• [Records shown]:

****************

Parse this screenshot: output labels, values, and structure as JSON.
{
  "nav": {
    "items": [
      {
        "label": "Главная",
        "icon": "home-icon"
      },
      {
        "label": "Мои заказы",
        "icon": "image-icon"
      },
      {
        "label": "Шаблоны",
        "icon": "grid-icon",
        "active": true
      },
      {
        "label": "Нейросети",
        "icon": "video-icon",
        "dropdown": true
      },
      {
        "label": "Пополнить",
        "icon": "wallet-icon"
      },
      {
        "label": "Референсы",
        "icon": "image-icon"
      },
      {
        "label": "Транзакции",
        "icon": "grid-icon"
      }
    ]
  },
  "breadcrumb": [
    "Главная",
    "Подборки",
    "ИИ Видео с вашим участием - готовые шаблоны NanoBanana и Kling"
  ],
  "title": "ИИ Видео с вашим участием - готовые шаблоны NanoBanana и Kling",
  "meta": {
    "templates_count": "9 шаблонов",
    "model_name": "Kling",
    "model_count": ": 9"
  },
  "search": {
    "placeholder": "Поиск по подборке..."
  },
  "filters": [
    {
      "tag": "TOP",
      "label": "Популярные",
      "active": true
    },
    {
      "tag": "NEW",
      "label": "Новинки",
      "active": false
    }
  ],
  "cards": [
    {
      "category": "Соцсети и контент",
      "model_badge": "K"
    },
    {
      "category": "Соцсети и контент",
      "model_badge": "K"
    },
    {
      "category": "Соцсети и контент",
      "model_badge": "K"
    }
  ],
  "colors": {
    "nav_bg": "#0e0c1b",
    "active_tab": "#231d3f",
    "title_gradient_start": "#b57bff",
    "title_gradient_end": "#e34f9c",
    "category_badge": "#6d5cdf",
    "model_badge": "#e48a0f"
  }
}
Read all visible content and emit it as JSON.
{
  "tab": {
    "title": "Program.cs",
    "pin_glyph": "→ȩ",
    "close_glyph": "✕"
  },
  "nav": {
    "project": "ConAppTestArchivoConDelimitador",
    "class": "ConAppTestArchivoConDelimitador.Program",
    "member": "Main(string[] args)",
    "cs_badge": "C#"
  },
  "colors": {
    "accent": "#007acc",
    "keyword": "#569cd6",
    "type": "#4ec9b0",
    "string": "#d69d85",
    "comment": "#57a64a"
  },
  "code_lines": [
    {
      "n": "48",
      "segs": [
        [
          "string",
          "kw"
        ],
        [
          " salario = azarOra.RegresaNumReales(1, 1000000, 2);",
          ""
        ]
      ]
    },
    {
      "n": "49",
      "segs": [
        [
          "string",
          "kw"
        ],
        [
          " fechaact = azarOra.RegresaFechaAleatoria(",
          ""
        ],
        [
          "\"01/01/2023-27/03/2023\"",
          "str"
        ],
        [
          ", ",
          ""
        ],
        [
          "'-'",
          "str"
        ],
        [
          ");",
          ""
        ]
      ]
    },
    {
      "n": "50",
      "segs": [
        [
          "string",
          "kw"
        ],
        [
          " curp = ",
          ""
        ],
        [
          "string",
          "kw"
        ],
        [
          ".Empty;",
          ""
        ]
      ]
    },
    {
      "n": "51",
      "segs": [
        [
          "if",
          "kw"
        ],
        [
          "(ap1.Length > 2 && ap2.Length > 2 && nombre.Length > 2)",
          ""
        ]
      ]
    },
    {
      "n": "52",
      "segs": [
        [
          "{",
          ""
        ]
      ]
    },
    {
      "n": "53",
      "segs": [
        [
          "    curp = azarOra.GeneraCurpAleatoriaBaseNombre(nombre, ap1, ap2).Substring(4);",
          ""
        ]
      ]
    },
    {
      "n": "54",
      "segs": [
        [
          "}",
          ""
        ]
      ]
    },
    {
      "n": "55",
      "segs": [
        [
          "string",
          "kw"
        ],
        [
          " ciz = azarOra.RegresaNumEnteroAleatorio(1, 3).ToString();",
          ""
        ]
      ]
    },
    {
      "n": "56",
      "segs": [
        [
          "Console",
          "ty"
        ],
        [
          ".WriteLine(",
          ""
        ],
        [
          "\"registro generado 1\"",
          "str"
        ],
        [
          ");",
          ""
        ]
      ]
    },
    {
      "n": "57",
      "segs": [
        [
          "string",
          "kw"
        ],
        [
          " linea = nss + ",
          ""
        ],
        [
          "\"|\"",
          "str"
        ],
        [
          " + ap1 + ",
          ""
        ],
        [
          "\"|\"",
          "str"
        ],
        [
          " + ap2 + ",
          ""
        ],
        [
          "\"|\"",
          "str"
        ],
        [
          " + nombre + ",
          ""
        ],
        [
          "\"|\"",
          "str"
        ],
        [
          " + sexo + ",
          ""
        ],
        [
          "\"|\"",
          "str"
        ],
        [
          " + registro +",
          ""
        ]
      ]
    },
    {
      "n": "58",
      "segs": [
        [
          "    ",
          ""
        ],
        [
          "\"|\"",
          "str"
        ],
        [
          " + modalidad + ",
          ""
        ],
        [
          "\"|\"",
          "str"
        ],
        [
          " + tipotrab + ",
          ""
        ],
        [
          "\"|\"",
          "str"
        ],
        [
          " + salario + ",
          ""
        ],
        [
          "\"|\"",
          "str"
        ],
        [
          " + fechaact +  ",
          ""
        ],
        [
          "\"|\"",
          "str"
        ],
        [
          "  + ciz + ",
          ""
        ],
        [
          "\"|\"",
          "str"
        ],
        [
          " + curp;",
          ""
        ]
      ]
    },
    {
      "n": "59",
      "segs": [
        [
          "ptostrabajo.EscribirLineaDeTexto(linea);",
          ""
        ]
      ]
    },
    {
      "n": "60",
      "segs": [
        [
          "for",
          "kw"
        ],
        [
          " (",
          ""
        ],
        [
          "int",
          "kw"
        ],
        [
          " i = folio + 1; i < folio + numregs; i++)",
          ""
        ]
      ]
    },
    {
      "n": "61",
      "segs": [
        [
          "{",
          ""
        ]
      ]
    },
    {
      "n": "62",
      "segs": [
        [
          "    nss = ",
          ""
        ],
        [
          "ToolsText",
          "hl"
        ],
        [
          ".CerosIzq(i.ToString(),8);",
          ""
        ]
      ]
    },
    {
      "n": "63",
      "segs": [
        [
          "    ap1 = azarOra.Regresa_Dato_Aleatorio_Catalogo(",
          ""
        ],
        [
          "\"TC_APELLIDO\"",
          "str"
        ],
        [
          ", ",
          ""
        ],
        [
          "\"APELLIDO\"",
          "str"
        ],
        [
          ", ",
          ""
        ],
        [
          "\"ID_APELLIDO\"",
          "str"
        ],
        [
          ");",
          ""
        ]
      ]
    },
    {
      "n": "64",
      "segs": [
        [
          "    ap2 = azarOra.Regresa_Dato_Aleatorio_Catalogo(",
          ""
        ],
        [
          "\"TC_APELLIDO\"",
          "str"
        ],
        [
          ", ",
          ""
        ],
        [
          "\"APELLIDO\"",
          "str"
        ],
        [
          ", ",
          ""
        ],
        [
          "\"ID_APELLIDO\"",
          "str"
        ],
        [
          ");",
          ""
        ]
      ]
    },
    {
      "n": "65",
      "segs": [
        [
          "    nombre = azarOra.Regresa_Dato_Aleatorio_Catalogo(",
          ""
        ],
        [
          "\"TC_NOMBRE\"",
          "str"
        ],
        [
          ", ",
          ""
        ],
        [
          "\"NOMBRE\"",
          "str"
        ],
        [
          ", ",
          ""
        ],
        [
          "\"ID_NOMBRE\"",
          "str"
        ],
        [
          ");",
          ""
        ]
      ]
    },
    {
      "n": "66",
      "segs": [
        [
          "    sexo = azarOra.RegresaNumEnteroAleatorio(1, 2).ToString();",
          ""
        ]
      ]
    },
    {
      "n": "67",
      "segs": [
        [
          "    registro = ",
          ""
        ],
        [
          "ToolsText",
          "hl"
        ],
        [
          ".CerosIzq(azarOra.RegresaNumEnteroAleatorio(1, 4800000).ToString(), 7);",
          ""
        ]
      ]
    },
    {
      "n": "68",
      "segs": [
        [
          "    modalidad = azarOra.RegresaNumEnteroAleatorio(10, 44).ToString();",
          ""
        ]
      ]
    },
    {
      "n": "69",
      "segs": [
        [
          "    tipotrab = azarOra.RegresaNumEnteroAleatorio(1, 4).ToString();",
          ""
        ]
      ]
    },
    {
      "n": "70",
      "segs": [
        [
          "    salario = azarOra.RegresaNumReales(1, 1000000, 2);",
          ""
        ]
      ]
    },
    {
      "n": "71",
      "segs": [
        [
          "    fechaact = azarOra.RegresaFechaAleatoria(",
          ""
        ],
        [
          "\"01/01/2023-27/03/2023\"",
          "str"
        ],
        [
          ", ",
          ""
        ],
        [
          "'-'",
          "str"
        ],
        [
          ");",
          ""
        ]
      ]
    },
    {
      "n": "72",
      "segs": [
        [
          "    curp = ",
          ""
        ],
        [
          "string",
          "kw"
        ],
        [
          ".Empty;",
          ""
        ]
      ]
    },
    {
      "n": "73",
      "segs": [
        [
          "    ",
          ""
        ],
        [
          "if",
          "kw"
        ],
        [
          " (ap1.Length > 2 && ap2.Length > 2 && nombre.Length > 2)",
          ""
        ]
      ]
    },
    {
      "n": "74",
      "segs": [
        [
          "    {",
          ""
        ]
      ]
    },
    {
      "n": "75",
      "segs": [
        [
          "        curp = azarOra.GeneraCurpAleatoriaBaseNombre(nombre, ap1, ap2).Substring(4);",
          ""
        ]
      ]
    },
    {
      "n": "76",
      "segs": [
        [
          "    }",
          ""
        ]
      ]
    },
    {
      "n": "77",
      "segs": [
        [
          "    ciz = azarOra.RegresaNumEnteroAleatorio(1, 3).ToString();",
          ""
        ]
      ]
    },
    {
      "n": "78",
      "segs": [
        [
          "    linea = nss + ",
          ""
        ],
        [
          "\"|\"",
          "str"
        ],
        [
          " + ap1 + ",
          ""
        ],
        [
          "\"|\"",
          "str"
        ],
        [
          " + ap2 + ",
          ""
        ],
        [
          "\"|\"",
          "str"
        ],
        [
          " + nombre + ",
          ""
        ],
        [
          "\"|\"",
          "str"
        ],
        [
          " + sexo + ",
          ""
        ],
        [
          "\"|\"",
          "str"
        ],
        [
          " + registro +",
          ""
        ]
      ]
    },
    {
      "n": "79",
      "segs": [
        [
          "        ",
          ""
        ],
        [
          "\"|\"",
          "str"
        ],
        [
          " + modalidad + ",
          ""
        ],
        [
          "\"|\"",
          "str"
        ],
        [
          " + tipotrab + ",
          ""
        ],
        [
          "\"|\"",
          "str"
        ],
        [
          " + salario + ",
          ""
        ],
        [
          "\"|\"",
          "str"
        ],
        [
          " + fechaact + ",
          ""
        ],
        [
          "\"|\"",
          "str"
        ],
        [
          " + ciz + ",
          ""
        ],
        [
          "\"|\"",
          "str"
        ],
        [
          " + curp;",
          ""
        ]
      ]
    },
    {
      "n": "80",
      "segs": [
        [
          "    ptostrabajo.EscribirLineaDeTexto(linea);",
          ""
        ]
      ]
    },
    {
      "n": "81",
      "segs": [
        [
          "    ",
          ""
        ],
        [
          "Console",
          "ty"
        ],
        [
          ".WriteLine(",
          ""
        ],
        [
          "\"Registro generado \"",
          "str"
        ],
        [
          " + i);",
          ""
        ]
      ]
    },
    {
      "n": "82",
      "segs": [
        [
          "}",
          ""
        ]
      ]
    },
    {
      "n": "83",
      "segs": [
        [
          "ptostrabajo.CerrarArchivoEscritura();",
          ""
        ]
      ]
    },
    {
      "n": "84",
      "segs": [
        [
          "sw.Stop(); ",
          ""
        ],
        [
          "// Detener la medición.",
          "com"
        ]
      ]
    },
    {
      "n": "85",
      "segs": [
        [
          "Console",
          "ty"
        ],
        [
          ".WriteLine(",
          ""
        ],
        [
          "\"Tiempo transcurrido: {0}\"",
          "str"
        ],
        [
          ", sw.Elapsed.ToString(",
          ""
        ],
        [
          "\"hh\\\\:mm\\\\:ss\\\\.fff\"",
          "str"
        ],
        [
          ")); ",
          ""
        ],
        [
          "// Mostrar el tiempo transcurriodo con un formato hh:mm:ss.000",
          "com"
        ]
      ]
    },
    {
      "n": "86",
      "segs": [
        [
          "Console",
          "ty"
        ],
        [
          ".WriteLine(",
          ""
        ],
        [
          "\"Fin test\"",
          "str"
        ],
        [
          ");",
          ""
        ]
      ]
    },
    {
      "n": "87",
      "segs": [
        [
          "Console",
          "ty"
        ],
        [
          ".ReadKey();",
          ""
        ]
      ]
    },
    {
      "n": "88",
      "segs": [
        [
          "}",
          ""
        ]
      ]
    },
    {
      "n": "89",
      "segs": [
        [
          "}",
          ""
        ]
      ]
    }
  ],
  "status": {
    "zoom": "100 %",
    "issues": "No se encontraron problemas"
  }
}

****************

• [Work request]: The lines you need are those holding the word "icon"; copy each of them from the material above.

• [The answer]:
        "icon": "home-icon"
        "icon": "image-icon"
        "icon": "grid-icon",
        "icon": "video-icon",
        "icon": "wallet-icon"
        "icon": "image-icon"
        "icon": "grid-icon"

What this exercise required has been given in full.